DATA PROVIDED Block Start

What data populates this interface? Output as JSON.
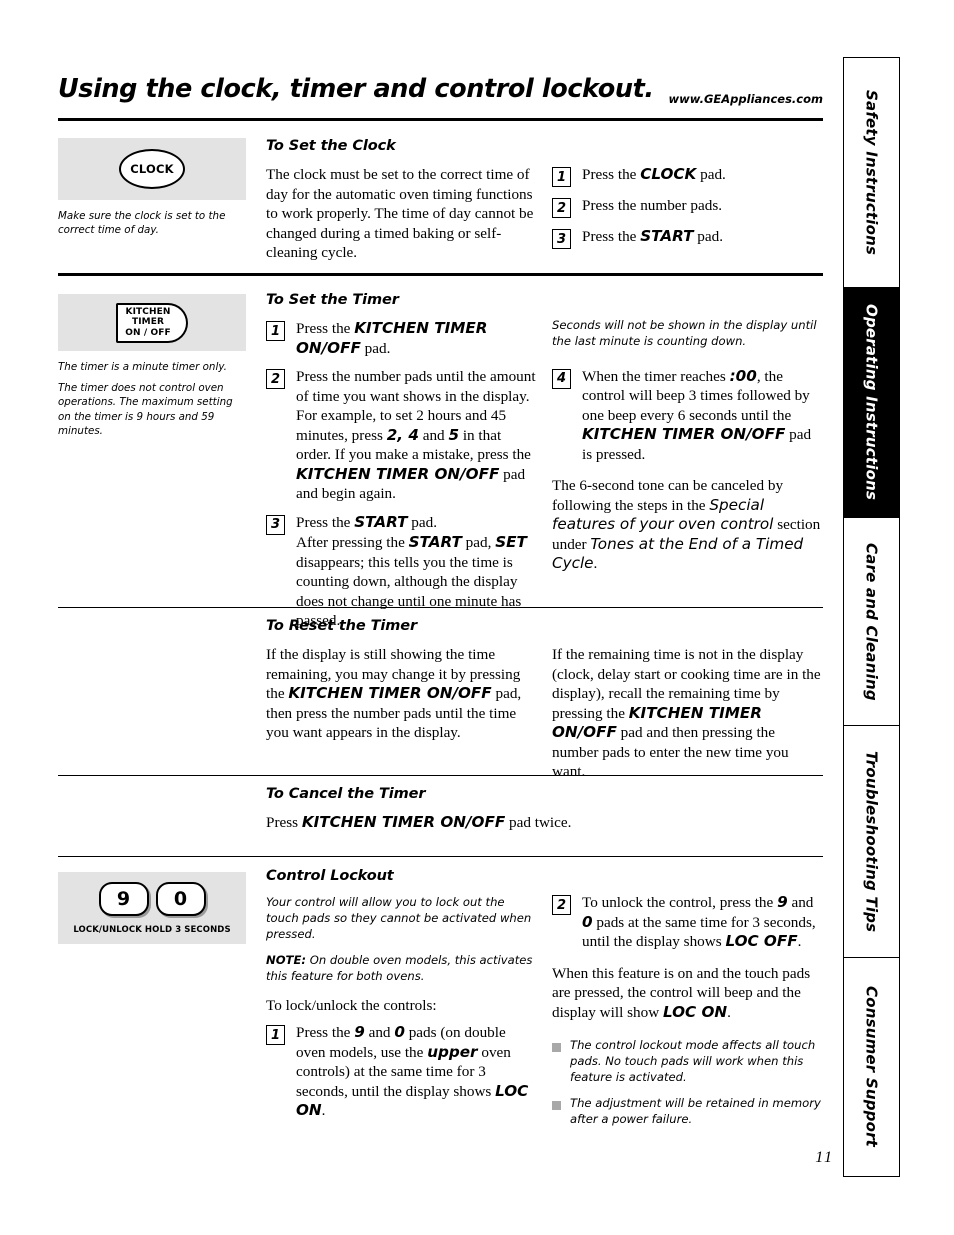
{
  "header": {
    "title": "Using the clock, timer and control lockout.",
    "url": "www.GEAppliances.com"
  },
  "page_number": "11",
  "sidebar": {
    "tabs": [
      {
        "label": "Safety Instructions",
        "active": false
      },
      {
        "label": "Operating Instructions",
        "active": true
      },
      {
        "label": "Care and Cleaning",
        "active": false
      },
      {
        "label": "Troubleshooting Tips",
        "active": false
      },
      {
        "label": "Consumer Support",
        "active": false
      }
    ]
  },
  "clock_section": {
    "pad_label": "CLOCK",
    "side_note": "Make sure the clock is set to the correct time of day.",
    "heading": "To Set the Clock",
    "body": "The clock must be set to the correct time of day for the automatic oven timing functions to work properly. The time of day cannot be changed during a timed baking or self-cleaning cycle.",
    "steps": [
      {
        "num": "1",
        "text_pre": "Press the ",
        "emph": "CLOCK",
        "text_post": " pad."
      },
      {
        "num": "2",
        "text_pre": "Press the number pads.",
        "emph": "",
        "text_post": ""
      },
      {
        "num": "3",
        "text_pre": "Press the ",
        "emph": "START",
        "text_post": " pad."
      }
    ]
  },
  "timer_section": {
    "pad_label_line1": "KITCHEN",
    "pad_label_line2": "TIMER",
    "pad_label_line3": "ON / OFF",
    "side_note_1": "The timer is a minute timer only.",
    "side_note_2": "The timer does not control oven operations. The maximum setting on the timer is 9 hours and 59 minutes.",
    "heading": "To Set the Timer",
    "step1": {
      "num": "1",
      "a": "Press the ",
      "b": "KITCHEN TIMER ON/OFF",
      "c": " pad."
    },
    "step2": {
      "num": "2",
      "a": "Press the number pads until the amount of time you want shows in the display. For example, to set 2 hours and 45 minutes, press ",
      "b": "2, 4",
      "c": " and ",
      "d": "5",
      "e": " in that order. If you make a mistake, press the ",
      "f": "KITCHEN TIMER ON/OFF",
      "g": " pad and begin again."
    },
    "step3": {
      "num": "3",
      "a": "Press the ",
      "b": "START",
      "c": " pad.",
      "note_a": "After pressing the ",
      "note_b": "START",
      "note_c": " pad, ",
      "note_d": "SET",
      "note_e": " disappears; this tells you the time is counting down, although the display does not change until one minute has passed."
    },
    "right_note": "Seconds will not be shown in the display until the last minute is counting down.",
    "step4": {
      "num": "4",
      "a": "When the timer reaches ",
      "b": ":00",
      "c": ", the control will beep 3 times followed by one beep every 6 seconds until the ",
      "d": "KITCHEN TIMER ON/OFF",
      "e": " pad is pressed."
    },
    "tone_note": {
      "a": "The 6-second tone can be canceled by following the steps in the ",
      "b": "Special features of your oven control",
      "c": " section under ",
      "d": "Tones at the End of a Timed Cycle",
      "e": "."
    }
  },
  "reset_section": {
    "heading": "To Reset the Timer",
    "left": {
      "a": "If the display is still showing the time remaining, you may change it by pressing the ",
      "b": "KITCHEN TIMER ON/OFF",
      "c": " pad, then press the number pads until the time you want appears in the display."
    },
    "right": {
      "a": "If the remaining time is not in the display (clock, delay start or cooking time are in the display), recall the remaining time by pressing the ",
      "b": "KITCHEN TIMER ON/OFF",
      "c": " pad and then pressing the number pads to enter the new time you want."
    }
  },
  "cancel_section": {
    "heading": "To Cancel the Timer",
    "a": "Press ",
    "b": "KITCHEN TIMER ON/OFF",
    "c": " pad twice."
  },
  "lockout_section": {
    "pad_9": "9",
    "pad_0": "0",
    "pad_caption": "LOCK/UNLOCK HOLD 3 SECONDS",
    "heading": "Control Lockout",
    "intro": "Your control will allow you to lock out the touch pads so they cannot be activated when pressed.",
    "note_label": "NOTE:",
    "note_text": " On double oven models, this activates this feature for both ovens.",
    "lead_in": "To lock/unlock the controls:",
    "step1": {
      "num": "1",
      "a": "Press the ",
      "b": "9",
      "c": " and ",
      "d": "0",
      "e": " pads (on double oven models, use the ",
      "f": "upper",
      "g": " oven controls) at the same time for 3 seconds, until the display shows ",
      "h": "LOC ON",
      "i": "."
    },
    "step2": {
      "num": "2",
      "a": "To unlock the control, press the ",
      "b": "9",
      "c": " and ",
      "d": "0",
      "e": " pads at the same time for 3 seconds, until the display shows ",
      "f": "LOC OFF",
      "g": "."
    },
    "after_note": {
      "a": "When this feature is on and the touch pads are pressed, the control will beep and the display will show ",
      "b": "LOC ON",
      "c": "."
    },
    "bullets": [
      "The control lockout mode affects all touch pads. No touch pads will work when this feature is activated.",
      "The adjustment will be retained in memory after a power failure."
    ]
  }
}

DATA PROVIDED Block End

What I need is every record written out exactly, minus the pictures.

= RESULT FOR THIS TASK =
What data populates this interface? Output as JSON.
{
  "header": {
    "title": "Using the clock, timer and control lockout.",
    "url": "www.GEAppliances.com"
  },
  "page_number": "11",
  "sidebar": {
    "tabs": [
      {
        "label": "Safety Instructions",
        "active": false
      },
      {
        "label": "Operating Instructions",
        "active": true
      },
      {
        "label": "Care and Cleaning",
        "active": false
      },
      {
        "label": "Troubleshooting Tips",
        "active": false
      },
      {
        "label": "Consumer Support",
        "active": false
      }
    ]
  },
  "clock_section": {
    "pad_label": "CLOCK",
    "side_note": "Make sure the clock is set to the correct time of day.",
    "heading": "To Set the Clock",
    "body": "The clock must be set to the correct time of day for the automatic oven timing functions to work properly. The time of day cannot be changed during a timed baking or self-cleaning cycle.",
    "steps": [
      {
        "num": "1",
        "text_pre": "Press the ",
        "emph": "CLOCK",
        "text_post": " pad."
      },
      {
        "num": "2",
        "text_pre": "Press the number pads.",
        "emph": "",
        "text_post": ""
      },
      {
        "num": "3",
        "text_pre": "Press the ",
        "emph": "START",
        "text_post": " pad."
      }
    ]
  },
  "timer_section": {
    "pad_label_line1": "KITCHEN",
    "pad_label_line2": "TIMER",
    "pad_label_line3": "ON / OFF",
    "side_note_1": "The timer is a minute timer only.",
    "side_note_2": "The timer does not control oven operations. The maximum setting on the timer is 9 hours and 59 minutes.",
    "heading": "To Set the Timer",
    "step1": {
      "num": "1",
      "a": "Press the ",
      "b": "KITCHEN TIMER ON/OFF",
      "c": " pad."
    },
    "step2": {
      "num": "2",
      "a": "Press the number pads until the amount of time you want shows in the display. For example, to set 2 hours and 45 minutes, press ",
      "b": "2, 4",
      "c": " and ",
      "d": "5",
      "e": " in that order. If you make a mistake, press the ",
      "f": "KITCHEN TIMER ON/OFF",
      "g": " pad and begin again."
    },
    "step3": {
      "num": "3",
      "a": "Press the ",
      "b": "START",
      "c": " pad.",
      "note_a": "After pressing the ",
      "note_b": "START",
      "note_c": " pad, ",
      "note_d": "SET",
      "note_e": " disappears; this tells you the time is counting down, although the display does not change until one minute has passed."
    },
    "right_note": "Seconds will not be shown in the display until the last minute is counting down.",
    "step4": {
      "num": "4",
      "a": "When the timer reaches ",
      "b": ":00",
      "c": ", the control will beep 3 times followed by one beep every 6 seconds until the ",
      "d": "KITCHEN TIMER ON/OFF",
      "e": " pad is pressed."
    },
    "tone_note": {
      "a": "The 6-second tone can be canceled by following the steps in the ",
      "b": "Special features of your oven control",
      "c": " section under ",
      "d": "Tones at the End of a Timed Cycle",
      "e": "."
    }
  },
  "reset_section": {
    "heading": "To Reset the Timer",
    "left": {
      "a": "If the display is still showing the time remaining, you may change it by pressing the ",
      "b": "KITCHEN TIMER ON/OFF",
      "c": " pad, then press the number pads until the time you want appears in the display."
    },
    "right": {
      "a": "If the remaining time is not in the display (clock, delay start or cooking time are in the display), recall the remaining time by pressing the ",
      "b": "KITCHEN TIMER ON/OFF",
      "c": " pad and then pressing the number pads to enter the new time you want."
    }
  },
  "cancel_section": {
    "heading": "To Cancel the Timer",
    "a": "Press ",
    "b": "KITCHEN TIMER ON/OFF",
    "c": " pad twice."
  },
  "lockout_section": {
    "pad_9": "9",
    "pad_0": "0",
    "pad_caption": "LOCK/UNLOCK HOLD 3 SECONDS",
    "heading": "Control Lockout",
    "intro": "Your control will allow you to lock out the touch pads so they cannot be activated when pressed.",
    "note_label": "NOTE:",
    "note_text": " On double oven models, this activates this feature for both ovens.",
    "lead_in": "To lock/unlock the controls:",
    "step1": {
      "num": "1",
      "a": "Press the ",
      "b": "9",
      "c": " and ",
      "d": "0",
      "e": " pads (on double oven models, use the ",
      "f": "upper",
      "g": " oven controls) at the same time for 3 seconds, until the display shows ",
      "h": "LOC ON",
      "i": "."
    },
    "step2": {
      "num": "2",
      "a": "To unlock the control, press the ",
      "b": "9",
      "c": " and ",
      "d": "0",
      "e": " pads at the same time for 3 seconds, until the display shows ",
      "f": "LOC OFF",
      "g": "."
    },
    "after_note": {
      "a": "When this feature is on and the touch pads are pressed, the control will beep and the display will show ",
      "b": "LOC ON",
      "c": "."
    },
    "bullets": [
      "The control lockout mode affects all touch pads. No touch pads will work when this feature is activated.",
      "The adjustment will be retained in memory after a power failure."
    ]
  }
}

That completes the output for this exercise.